Washington: Gales & Seaton, Printers, 1845. First edition, Senate issue. Hardcover. Original dark brown ribbed cloth stamped in blind and with gilt spine title, octavo (6 x 9.25 inches), 693pp. 22 lithograph plates, including 13 views, 5 plates of fossils, and 4 botanical plates. 4 maps bound in, including 2 folding maps, large (30 x 50-inch) lithograph map by Charles Preuss in separate folder. Rebacked with original spine laid down, original endpapers. Cover cloth is very clean and gilt spine title unworn. Some spotting to plates, but text, plates and maps are overall remarkably clean and bright. Large folding map with some wear to folds, but near very good. Very good. Item #20328

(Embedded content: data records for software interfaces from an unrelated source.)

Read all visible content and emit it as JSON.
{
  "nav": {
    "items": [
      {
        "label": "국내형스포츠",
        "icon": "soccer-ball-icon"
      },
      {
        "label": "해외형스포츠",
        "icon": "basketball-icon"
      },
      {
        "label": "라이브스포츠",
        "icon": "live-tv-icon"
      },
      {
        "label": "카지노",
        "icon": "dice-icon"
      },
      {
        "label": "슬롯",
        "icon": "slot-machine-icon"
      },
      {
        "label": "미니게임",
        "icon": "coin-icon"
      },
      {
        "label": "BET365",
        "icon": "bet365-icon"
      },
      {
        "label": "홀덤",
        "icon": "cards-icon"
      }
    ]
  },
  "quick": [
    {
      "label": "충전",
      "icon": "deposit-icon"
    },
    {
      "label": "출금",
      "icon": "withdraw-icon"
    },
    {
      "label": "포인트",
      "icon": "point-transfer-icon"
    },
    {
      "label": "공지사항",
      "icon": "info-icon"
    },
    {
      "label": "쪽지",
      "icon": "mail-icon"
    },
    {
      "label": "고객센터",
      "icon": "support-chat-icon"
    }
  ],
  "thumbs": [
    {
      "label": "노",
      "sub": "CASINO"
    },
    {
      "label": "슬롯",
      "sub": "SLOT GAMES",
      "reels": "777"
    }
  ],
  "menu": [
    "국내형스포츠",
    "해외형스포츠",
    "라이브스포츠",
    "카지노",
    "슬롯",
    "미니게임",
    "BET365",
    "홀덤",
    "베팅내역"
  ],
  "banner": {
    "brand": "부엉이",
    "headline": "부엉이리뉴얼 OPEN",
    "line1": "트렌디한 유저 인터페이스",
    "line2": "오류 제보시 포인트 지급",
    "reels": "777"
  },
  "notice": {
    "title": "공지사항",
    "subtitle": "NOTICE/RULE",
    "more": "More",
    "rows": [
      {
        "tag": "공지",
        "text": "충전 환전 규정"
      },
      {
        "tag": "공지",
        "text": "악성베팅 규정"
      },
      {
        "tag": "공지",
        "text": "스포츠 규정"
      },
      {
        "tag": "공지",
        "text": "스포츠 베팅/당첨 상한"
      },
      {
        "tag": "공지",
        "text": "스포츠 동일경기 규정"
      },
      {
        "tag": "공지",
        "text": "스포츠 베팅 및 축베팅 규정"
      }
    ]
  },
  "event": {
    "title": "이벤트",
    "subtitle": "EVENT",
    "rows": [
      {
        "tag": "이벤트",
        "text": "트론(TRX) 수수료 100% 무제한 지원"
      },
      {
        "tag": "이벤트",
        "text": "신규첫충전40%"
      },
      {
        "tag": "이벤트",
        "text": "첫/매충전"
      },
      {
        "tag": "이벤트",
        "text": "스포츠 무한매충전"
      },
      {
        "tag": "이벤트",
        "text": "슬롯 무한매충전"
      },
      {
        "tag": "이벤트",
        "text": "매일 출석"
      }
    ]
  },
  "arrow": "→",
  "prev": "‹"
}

Senate issue, including the astronomical and meteorological reports omitted from the House issue (and later reprints). Fremont's expeditions of 1842-44 resulted in the first reliably mapped route to the west coast. As expedition leader, Fremont achieved all he set out to do and more. After attaining his objective in Oregon in the fall of 1843 he turned his party south to the Great Basin and then -following the Truckee River- crossed the Sierra Nevada in January and February of 1844, reaching Sutter's Fort on March 6 without losing a man, though only half the party's animals reached their destination and a brass cannon was abandoned on the way. One of the folding maps in the text charts the course of the Rio de los Americanos (American RIver) from Mountain Lake (Lake Tahoe) to the Sacramento at New Helvetia. The large map accompanying his report was drawn by Charles Preuss, Fremont's topographical assistant (though he is not credited in the legend) and it is considered a monument of field topography and mapmaking. Zamorano 80 #39, Cowan page 223, Wagner-Camp IV:115:1, Graf 1436, Howes F370).